Be sure to sleep in complete darkness. That means turning off the TV, night-lights and bright alarm clocks. A small amount of light at night suppresses the body’s production of melatonin, a natural hormone that regulates the body’s sleep-wake cycle and plays a vital role in other important biological processes.
Not getting the proper amount of and the best quality sleep may have serious consequences. Many studies have shown that sleep deprivation adversely affects performance and alertness. Reducing sleep by as little as one and a half hours for just one night reduces daytime alertness by about one-third. Excessive daytime sleepiness impairs memory and the ability to think and process information.
Some Helpful Tips:
- Be consistent– go to bed at a regular time each night.
- Exercise regularly – reduces stress that can keep you awake.
- Cut out caffeine and quit smoking – they are short-acting stimulants that disrupt sleep.
- Nix the nightcap – alcohol disturbs the way your body flows from one stage of sleep into the next.
- Turn off the TV – doesn’t help to relax you or help you to wind down.
Useful Sleep Links
- Relief for Insomnia
Having trouble getting to sleep or staying a sleep? Maybe it's your diet! Coffee: try drinking coffee only before 11:00 a.m. and not later in the day. Evidently, drinking coffee early in the day can...
- MattressRegulation.org - Sleep Products Safety Council
The mattress industry is committed to producing and selling products that are comfortable, affordable, and safe. The industry is proud to have worked closely with the U.S. Consumer Product Safety Commission to develop a new national open-flame mattre
- Sleep Medicine Home Page
Resources regarding all aspects of sleep including, the physiology of sleep, clinical sleep medicine, sleep research, federal and state information, patient information, and business-related groups.
- Sleep: Understanding the Basics
Sleep is defined as a state of unconsciousness from which a person can be aroused. In this state, the brain is relatively more responsive to internal stimuli than external stimuli. ...
- What Sleep Is and Why All Kids Need It
When you get a good night's sleep, it's like giving your body a tiny vacation. Find out the scoop on sleep in this article for kids.
- National Sleep Foundation - Information on Sleep Health and Safety | Information on Sleep Health and
Alerting the public, healthcare providers and policymakers to the life-and-death importance of adequate sleep is central to the mission of NSF.
- BSCC Website
the Better Sleep Council of Canada has created this easy-to-navigate site to help you uncover interesting sleep advice, test your knowledge and increase your Bed Education.
- Associated Professional Sleep Societies
On-line web source for articles published in SLEEP, the official journal of the Associated Professional Sleep Societies, LLC, A joint venture of the American Academy of Sleep Medicine and the Sleep Research Society.
- Guide to Healthy Sleep on MedicineNet.com
Read about how to get a healthy nights sleep, how much sleep is enough, and why skimping on sleep can lead to poor performance, health, and moods.
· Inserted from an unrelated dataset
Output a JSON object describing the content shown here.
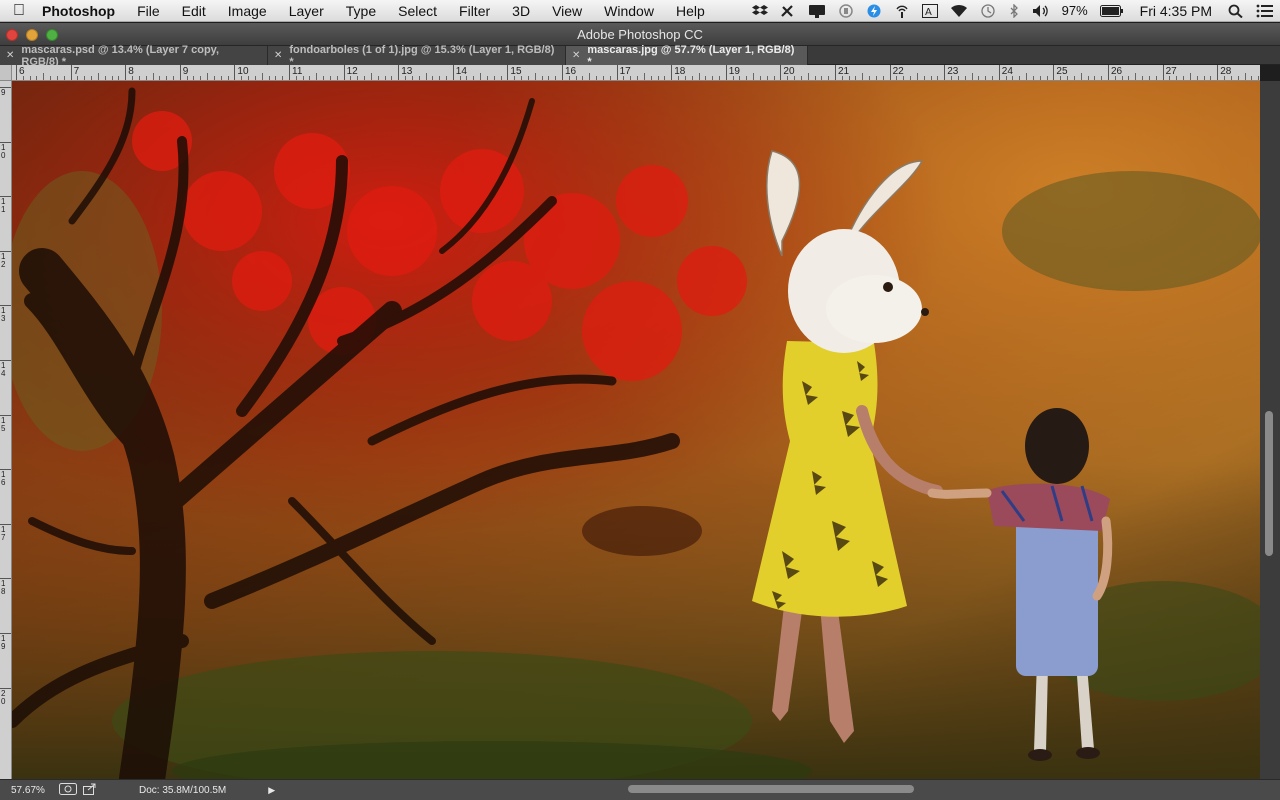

- The Canadian Sleep Society
The Canadian Sleep Society (CSS) is a professional association of clinicians, scientists and technologists formed in June 1986 to further the advancement and understanding of sleep.